Typically, tablespaces holding tables and indexes used by client applications will experience the most I/O. In an ArcSDE configuration, this will include the FEATURE, ATTRIBUTE, SPATIAL_INDEX, and ORACLE_INDEX tablespaces. If possible, the data files for each of these tablespaces should be placed on separate disk drives. A typical GIS client application such as ArcMap will access tables and indexes from each of these tablespaces during a normal session. For example, when a user zooms or pans in ArcMap, a query is submitted to ArcSDE to draw all the features within the application window. The query searches for features whose envelopes are within a range of x and y values first. To do this, the S[n]_IX1 index on the S[n] table will be accessed to return all feature identifiers within the application window. The feature geometry from the F[n] table will then be accessed using an index on the FID field. Business tables will also be accessed if an attribute query is involved. Client applications such as ArcMap perform better if each distinct tablespace is physically separated at the system level.

The SYSTEM tablespace holds the Oracle data dictionary and should be placed on a disk with moderate activity. Each time Oracle parses a SQL statement, it checks tables stored in the data dictionary. Only the data dictionary should reside in the SYSTEM tablespace.

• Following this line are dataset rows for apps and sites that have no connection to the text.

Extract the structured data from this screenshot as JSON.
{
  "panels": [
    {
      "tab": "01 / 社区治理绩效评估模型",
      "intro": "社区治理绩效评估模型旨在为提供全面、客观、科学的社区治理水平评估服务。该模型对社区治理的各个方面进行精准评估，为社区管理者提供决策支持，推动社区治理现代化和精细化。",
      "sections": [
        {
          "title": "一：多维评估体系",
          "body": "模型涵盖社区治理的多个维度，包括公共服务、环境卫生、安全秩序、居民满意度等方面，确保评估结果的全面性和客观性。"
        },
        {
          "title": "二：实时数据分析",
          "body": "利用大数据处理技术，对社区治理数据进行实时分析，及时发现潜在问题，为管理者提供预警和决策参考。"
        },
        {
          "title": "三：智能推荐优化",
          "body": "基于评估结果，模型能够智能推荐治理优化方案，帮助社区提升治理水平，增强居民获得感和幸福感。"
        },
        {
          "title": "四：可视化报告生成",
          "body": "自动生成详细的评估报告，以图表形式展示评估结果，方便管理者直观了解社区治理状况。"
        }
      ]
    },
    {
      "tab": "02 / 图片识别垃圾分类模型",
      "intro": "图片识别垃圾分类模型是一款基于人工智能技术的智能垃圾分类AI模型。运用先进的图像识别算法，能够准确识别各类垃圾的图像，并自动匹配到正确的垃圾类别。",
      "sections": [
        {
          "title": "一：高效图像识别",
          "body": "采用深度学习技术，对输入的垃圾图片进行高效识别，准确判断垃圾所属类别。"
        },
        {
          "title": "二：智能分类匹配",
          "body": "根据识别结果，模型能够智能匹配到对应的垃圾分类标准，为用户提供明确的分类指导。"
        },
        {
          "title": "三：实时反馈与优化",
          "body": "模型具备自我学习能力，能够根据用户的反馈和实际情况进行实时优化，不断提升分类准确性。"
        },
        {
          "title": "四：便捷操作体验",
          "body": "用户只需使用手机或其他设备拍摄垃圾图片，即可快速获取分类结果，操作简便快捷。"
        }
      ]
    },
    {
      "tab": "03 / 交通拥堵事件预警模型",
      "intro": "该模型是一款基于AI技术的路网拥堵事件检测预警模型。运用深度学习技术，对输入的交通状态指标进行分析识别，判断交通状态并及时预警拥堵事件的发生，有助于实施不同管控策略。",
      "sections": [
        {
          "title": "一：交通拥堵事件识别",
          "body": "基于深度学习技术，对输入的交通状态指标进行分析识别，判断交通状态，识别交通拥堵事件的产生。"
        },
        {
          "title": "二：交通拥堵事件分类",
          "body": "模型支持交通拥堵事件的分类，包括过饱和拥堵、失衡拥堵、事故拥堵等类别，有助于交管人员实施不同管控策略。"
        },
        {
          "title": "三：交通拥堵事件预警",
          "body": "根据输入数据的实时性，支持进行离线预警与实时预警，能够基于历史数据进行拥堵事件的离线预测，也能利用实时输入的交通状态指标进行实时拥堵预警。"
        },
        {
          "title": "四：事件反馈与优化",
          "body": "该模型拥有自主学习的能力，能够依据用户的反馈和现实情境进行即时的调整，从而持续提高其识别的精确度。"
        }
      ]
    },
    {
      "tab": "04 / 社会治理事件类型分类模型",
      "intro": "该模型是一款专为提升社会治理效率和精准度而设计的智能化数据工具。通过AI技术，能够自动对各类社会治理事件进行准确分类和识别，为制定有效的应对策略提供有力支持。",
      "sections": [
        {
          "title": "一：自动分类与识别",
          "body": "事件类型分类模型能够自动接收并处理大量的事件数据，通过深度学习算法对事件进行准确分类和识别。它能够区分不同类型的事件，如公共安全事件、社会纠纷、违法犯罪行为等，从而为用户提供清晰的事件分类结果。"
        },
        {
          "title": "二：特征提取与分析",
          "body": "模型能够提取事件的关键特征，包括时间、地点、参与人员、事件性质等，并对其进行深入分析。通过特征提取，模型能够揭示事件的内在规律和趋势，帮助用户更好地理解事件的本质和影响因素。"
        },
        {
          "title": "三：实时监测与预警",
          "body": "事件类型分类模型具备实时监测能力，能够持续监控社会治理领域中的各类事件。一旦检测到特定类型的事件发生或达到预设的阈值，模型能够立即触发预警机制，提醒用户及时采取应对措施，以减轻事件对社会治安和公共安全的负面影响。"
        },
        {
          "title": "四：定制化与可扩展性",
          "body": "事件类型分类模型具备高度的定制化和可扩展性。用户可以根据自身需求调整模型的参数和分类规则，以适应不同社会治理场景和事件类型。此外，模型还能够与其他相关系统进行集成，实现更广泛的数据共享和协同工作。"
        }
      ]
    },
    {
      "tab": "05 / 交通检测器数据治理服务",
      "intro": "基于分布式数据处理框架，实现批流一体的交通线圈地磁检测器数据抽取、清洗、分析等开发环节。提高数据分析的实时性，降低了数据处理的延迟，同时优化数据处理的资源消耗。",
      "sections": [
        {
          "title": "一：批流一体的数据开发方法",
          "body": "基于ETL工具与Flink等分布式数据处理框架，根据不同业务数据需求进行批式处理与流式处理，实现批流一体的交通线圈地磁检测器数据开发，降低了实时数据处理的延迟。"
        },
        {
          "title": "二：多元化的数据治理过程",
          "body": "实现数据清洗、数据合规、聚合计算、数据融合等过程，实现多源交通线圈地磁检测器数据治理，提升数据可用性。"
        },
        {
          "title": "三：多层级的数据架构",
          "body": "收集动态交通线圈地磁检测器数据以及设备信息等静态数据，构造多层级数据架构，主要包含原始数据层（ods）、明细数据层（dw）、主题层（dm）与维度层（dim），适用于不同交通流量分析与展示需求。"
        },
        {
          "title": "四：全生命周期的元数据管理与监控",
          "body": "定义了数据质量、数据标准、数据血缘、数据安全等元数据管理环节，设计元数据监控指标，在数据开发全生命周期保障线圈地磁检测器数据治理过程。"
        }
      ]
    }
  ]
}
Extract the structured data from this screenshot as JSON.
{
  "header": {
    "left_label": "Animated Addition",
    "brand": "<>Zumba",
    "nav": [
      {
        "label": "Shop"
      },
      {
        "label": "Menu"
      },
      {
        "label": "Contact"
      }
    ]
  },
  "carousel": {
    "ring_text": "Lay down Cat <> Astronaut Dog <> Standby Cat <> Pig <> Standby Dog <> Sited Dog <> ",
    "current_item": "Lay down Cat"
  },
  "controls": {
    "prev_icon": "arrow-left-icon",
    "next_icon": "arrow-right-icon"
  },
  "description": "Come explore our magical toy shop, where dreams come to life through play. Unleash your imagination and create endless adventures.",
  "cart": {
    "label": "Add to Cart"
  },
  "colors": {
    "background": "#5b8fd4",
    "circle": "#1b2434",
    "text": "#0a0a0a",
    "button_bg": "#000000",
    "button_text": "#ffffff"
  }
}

A ROLLBACK tablespace is created to maintain data concurrency within the database. For each database transaction, Oracle creates a "before" image of the data in a rollback segment. This provides read consistency for queries started before a transaction is committed along with a mechanism for rolling back transactions. Esri recommends 50 MB be allocated for the ROLLBACK tablespace. In addition, the ROLLBACK tablespace should be separated onto separate disk drives.

A TEMP tablespace is created to store dynamically created data during large sort operations such as SELECT DISTINCT, UNION, and CREATE INDEX. When creating the temporary tablespace, keep in mind that creating an index requires twice as much temporary space as is required to store the index. In an ArcSDE database, the S_IX1 index on the spatial index table will normally be the largest index. Consequently, define the TEMP tablespace size to be at least twice the size of the spatial index. Creating TEMP tablespace on a disk drive separate from all other tablespaces is recommended.

The SDE tablespace, similar to the SYSTEM tablespace created to hold the Oracle data dictionary, holds the metadata used to manage an ArcSDE instance. The SDE tablespace can be created on the same disk drive as the SYSTEM tablespace.

Continued on page 2

[an error occurred while processing this directive]